'screening' investigations into doctors BEFORE they began to determine
whether they should go ahead at all.

A stunned Dr Pal read how her refusal to co-operate with the probe
into her original allegations was now being turned against her. One
memo from Mr Lynn, dated November 30 2000, read: '...She may be
suffering from mental illness...Her correspondence, particularly the
documents I have flagged, certainly demonstrate that Dr Pal is
extremely irrational...'There must be some concern about this doctor
having direct access to patients.' The memos, which went right to the
top of the GMC, showed how 'The Screener' tried to use his or her
power to smear Dr Pal. Another memo, from 'The Screener', read: '...I
may be able to make discreet confidential enquiries [about Dr Pal]
which I will do and then discuss...' A year later, in October 2001,
discussions over Dr Pal were STILL going on inside GMC headquarters.

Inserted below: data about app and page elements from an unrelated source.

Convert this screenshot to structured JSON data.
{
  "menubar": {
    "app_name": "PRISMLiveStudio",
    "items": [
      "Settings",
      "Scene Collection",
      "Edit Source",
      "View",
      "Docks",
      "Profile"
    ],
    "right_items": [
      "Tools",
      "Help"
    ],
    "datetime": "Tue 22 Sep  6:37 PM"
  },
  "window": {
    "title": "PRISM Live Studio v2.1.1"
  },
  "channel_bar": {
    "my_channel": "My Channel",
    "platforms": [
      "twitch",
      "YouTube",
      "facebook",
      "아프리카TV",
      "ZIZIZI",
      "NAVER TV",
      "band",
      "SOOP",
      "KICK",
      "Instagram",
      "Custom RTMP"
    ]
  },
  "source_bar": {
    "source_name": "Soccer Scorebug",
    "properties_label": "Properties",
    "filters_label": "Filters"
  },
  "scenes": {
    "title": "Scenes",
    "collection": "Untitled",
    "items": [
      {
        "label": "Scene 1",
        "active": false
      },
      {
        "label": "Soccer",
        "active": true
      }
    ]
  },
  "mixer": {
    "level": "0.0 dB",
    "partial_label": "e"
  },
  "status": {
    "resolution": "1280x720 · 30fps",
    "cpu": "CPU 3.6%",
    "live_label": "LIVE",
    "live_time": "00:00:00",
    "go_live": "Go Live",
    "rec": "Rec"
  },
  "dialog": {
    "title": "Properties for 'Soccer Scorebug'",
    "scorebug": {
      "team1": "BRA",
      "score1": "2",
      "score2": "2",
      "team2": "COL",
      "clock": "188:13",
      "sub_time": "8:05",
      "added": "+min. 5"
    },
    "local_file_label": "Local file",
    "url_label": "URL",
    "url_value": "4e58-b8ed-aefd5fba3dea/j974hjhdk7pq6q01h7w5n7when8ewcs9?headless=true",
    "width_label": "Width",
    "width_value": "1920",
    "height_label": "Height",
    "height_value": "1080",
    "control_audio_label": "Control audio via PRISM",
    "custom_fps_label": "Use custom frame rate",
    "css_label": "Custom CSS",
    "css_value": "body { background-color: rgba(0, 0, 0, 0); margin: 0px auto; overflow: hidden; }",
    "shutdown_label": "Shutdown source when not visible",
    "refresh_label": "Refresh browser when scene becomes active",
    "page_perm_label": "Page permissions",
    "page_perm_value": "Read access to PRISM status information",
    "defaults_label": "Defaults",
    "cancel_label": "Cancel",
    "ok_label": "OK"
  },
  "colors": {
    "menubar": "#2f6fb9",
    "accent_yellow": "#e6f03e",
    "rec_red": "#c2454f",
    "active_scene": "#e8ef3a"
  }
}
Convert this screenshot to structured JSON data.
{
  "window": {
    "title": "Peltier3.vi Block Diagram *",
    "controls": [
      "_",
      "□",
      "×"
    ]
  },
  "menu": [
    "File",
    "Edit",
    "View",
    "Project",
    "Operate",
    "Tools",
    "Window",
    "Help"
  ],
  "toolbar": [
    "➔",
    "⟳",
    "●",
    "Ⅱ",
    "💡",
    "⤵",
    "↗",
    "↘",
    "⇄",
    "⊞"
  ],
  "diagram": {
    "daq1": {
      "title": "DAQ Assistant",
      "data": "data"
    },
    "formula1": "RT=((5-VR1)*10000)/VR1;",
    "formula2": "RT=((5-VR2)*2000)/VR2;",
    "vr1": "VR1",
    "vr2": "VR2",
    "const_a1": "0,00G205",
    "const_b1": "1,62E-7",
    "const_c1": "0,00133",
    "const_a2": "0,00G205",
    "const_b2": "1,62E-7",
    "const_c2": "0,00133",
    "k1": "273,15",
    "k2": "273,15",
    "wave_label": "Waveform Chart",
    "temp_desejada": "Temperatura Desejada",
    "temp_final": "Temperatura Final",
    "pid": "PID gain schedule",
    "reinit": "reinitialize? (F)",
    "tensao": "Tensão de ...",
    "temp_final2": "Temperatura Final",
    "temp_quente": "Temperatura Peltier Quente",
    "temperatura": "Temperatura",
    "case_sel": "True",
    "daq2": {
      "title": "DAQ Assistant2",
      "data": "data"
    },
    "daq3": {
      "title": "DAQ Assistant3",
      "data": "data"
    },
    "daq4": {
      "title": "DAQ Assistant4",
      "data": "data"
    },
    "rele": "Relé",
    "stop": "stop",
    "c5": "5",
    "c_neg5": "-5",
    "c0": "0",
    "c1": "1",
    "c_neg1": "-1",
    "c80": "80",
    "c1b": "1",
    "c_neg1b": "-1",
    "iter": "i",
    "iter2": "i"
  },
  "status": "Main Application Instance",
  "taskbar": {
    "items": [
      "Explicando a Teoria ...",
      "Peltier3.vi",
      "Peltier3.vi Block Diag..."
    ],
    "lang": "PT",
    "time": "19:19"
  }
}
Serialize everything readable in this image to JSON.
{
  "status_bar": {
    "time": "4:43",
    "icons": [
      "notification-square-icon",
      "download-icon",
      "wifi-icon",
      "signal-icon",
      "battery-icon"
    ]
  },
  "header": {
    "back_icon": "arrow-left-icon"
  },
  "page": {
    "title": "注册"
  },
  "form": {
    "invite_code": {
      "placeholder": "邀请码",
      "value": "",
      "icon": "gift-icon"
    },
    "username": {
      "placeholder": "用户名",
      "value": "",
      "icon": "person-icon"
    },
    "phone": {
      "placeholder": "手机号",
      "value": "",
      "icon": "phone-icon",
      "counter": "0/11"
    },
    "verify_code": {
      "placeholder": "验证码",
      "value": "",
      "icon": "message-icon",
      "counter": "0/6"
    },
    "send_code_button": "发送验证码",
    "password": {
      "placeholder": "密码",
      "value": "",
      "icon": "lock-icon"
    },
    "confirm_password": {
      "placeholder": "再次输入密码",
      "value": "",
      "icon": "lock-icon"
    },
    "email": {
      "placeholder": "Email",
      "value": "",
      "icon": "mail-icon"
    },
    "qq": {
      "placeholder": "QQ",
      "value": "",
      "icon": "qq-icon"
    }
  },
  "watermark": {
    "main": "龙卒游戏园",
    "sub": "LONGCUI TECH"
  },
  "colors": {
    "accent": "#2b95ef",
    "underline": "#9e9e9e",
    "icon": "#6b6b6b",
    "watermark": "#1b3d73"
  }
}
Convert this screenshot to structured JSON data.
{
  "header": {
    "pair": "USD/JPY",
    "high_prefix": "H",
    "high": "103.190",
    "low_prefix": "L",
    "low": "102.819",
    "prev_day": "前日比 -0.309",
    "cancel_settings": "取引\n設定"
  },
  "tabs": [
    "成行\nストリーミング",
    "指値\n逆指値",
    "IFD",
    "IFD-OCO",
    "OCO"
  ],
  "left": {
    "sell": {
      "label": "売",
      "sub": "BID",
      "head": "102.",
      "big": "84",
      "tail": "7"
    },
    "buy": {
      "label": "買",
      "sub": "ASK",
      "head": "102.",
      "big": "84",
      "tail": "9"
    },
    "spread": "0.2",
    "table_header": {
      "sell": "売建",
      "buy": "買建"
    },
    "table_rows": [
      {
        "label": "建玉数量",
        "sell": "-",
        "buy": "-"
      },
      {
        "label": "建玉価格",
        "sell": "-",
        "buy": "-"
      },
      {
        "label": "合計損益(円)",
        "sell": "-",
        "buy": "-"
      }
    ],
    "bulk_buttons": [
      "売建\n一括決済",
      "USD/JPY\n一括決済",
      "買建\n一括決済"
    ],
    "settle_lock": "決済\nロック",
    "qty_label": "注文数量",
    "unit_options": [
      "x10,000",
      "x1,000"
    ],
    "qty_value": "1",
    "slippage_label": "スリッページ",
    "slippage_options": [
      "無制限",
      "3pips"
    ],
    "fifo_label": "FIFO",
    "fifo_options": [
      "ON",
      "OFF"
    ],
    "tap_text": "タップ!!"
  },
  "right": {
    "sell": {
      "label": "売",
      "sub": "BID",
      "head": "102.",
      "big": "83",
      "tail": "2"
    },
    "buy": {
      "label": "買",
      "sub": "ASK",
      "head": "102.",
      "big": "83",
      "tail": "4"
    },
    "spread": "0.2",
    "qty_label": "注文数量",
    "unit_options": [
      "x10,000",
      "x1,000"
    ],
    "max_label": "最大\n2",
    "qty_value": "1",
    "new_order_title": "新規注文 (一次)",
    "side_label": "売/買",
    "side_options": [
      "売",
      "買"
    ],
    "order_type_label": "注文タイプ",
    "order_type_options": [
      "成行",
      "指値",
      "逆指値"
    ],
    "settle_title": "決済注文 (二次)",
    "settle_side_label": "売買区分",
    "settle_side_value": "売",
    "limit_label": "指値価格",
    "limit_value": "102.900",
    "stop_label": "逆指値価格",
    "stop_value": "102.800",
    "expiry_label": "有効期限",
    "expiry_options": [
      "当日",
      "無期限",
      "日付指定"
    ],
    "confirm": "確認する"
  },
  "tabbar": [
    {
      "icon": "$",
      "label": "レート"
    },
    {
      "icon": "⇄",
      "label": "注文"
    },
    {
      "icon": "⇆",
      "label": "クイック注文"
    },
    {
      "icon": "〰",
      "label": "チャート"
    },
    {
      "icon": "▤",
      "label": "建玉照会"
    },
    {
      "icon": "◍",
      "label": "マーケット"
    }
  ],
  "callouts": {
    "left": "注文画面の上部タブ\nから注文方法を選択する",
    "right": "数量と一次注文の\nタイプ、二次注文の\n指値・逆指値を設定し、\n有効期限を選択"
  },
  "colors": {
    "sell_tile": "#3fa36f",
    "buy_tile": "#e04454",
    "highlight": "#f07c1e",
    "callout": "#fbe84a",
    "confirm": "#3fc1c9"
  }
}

A
memo 'The Screener' wrote said: 'I do think that she could have a
health problem. She is certainly intemperate and possibly paranoid...'
And despite having no proof whatsoever that Dr Pal was suffering from
any mental health problems, the GMC kept the memos on file.
Following her Data Protection Act request, a furious Dr Pal demanded
the GMC delete the records but they refused. She then hired a top
barrister and took the watchdog to court - where she notched up
victory in the first legal skirmish.

Judge Charles Harris, QC, ruled the GMC had no grounds for dismissing
Dr Pal's claims before they reached court and told her she had every
right to take the matter to a full jury trial. He also awarded her
pounds 18,000 in costs and launched a withering attack on the conduct
of the GMC. Judge Harris said: 'It [the GMC] is like a totalitarian
regime: anybody who criticises it is said to be prima facie mentally
ill - what used to happen in Russia... 'Costs - at least the
defendants' costs - were clearly out of hand...some pounds 84,000. a sum which must, in my judgement, be difficult to justify.'

Dr Pal told the Mercury: 'There has been no complaint against me by
any patients and my GP verifies that I have not been mentally ill and
the judge agreed.'The entire point centres on whistleblowing.' If
whistleblowers are to be treated with such contempt, then there will
be no-one who will prevent the next Dr Harold Shipman. 'It is due to
the catastrophic failure of systems like the GMC and Department of
Health that Dr Shipman managed to kill so many people - it of course
starts with discrediting a whistleblower from the outset.'